- Add chemicals to pool water, not the other way around. Chemicals should be added directly to the pool, or through a feeder especially designed for that type of chemical. Chemicals added directly to the skimmer could allow strong concentrations to harm pool equipment or swimmers. If the instructions suggest diluting with water first, use a clean, oversized bucket with water in it, then add chemicals to the water in the bucket. Read the Instructions!
- Wear safety gear when handling chemicals. This may include a breathing respirator to prevent inhalation of fumes, face shield, gloves and apron.
- Do Not mix chemicals...EVER! This includes direct mixing of full strength chemicals in a bucket, diluted concentrations and even adding chemicals to the same location in the pool. At the very least you may get a water quality problem, or you may endanger your life or the life of others. Chemicals can mix with each other by using containers or scoops which were previously used for other chemicals. Always use a clean bucket and scoop, designated only for that chemical.
- Dispose of wastes and spills safely and properly. Immediately clean up any chemical spills. If a violent reaction has occurred, contact the fire department immediately and they will instruct you on steps to take until their arrival, if any. If the spilled chemical is a solid, carefully sweep it up using a clean broom and shovel, and place it in a clean, dry, plastic container. Avoid breathing the dust. If possible, dilute the chemical in water and add it to the pool or spa. Then test and balance the water. If this is not possible, contact the fire department for instructions on disposal. Do not place floor sweepings of chemicals back into the original container. Any foreign substance such as dust, dirt, and water can cause a reaction inside the container. Do not use a vacuum cleaner or shop-vacuum to clean up spilled substances. If the spilled substance is a liquid, it should be soaked up with clean, absorbent materials and placed inside a clean plastic or plastic lined container. Flush the area with large amounts of water.
- Never smoke around any chemicals. Fire or explosion could result.
- Do not breath chemical fumes or dust. Wash skin if contact occurs. If chemicals splash in eyes, flush eyes for 15 minutes, and see a physician immediately.
- Use ONLY a water filled fire extinguisher on a chlorine chemical fire. Never use the dry chemical type of extinguisher.

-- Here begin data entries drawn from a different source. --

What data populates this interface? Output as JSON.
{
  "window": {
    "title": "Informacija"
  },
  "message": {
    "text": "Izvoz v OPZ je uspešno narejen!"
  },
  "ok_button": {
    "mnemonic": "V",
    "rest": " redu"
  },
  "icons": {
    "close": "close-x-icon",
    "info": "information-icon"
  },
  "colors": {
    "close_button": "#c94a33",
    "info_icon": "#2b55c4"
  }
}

- Keep posted emergency numbers for the fire department, poison control center, and MSDS sheets of all chemicals on hand.

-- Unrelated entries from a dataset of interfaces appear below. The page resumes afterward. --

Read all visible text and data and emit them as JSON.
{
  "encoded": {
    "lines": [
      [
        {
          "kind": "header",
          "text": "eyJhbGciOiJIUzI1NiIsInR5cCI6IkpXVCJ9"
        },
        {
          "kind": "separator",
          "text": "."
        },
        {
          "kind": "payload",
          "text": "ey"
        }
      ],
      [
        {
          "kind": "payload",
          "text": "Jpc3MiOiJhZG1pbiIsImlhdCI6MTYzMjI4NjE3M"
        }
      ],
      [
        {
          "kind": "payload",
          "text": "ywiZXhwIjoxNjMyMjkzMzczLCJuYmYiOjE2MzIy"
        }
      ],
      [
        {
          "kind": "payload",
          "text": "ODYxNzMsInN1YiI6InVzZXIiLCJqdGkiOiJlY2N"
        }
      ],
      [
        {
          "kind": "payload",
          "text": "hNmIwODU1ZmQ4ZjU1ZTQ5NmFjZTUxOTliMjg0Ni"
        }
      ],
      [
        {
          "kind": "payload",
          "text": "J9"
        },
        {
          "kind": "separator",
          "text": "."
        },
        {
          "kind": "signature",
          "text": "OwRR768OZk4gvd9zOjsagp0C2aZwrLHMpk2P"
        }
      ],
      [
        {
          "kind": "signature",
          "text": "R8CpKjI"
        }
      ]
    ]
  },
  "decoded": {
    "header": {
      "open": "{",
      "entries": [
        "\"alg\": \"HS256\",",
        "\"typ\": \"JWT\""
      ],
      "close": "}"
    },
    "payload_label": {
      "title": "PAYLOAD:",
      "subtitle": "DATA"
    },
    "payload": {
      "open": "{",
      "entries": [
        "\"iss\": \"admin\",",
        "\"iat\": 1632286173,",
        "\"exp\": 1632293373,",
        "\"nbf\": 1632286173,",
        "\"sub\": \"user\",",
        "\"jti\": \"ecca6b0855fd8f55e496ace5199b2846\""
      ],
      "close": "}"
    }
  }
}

- Test your swimming pool water regularly with accurate test kits. As a rule, the more people who use your swimming pool, the more often you should test your water.